WHAT YOU NEED TO DO:
Lines in which "kind" appears should be pulled from the data below.

Items from a dataset
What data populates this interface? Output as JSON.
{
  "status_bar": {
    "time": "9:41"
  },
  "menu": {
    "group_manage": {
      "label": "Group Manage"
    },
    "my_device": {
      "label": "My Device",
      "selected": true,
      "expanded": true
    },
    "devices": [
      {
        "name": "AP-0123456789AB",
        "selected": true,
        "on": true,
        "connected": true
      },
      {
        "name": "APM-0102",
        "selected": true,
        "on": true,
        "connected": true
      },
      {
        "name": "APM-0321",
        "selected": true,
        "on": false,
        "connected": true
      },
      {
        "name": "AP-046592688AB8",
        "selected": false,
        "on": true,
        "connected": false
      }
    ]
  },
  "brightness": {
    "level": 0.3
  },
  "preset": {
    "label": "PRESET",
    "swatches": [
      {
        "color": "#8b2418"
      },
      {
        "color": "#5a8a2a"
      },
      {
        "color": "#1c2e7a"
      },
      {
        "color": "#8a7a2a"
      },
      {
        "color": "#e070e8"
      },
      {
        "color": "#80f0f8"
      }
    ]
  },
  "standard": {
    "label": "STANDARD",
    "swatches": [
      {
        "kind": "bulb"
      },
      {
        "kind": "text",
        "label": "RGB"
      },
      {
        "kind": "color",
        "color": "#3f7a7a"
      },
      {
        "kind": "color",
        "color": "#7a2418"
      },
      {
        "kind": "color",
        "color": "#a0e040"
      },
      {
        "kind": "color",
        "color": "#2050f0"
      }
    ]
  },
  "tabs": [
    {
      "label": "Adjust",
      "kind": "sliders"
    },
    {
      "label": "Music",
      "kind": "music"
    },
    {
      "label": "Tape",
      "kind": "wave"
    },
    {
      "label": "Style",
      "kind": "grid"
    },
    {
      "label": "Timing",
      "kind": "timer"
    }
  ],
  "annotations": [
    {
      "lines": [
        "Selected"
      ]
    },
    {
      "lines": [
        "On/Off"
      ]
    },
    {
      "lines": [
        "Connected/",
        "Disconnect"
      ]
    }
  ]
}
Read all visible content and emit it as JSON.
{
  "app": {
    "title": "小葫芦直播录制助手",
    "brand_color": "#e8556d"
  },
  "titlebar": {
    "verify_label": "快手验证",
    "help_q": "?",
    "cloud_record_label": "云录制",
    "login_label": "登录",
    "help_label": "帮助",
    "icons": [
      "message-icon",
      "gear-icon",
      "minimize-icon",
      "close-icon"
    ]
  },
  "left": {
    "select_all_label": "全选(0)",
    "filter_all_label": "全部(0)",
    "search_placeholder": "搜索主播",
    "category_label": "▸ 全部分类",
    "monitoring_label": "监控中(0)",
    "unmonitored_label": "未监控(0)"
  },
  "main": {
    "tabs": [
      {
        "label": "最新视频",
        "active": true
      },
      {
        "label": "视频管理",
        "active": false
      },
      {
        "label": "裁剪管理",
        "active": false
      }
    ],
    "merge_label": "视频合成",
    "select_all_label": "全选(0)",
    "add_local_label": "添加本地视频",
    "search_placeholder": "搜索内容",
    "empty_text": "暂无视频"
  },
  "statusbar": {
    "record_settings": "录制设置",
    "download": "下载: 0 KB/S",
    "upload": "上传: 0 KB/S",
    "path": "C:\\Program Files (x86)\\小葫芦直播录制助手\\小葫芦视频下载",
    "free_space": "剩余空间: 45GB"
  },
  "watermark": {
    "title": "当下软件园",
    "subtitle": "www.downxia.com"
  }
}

TASK ANSWER:
        "kind": "bulb"
        "kind": "text",
        "kind": "color",
        "kind": "color",
        "kind": "color",
        "kind": "color",
      "kind": "sliders"
      "kind": "music"
      "kind": "wave"
      "kind": "grid"
      "kind": "timer"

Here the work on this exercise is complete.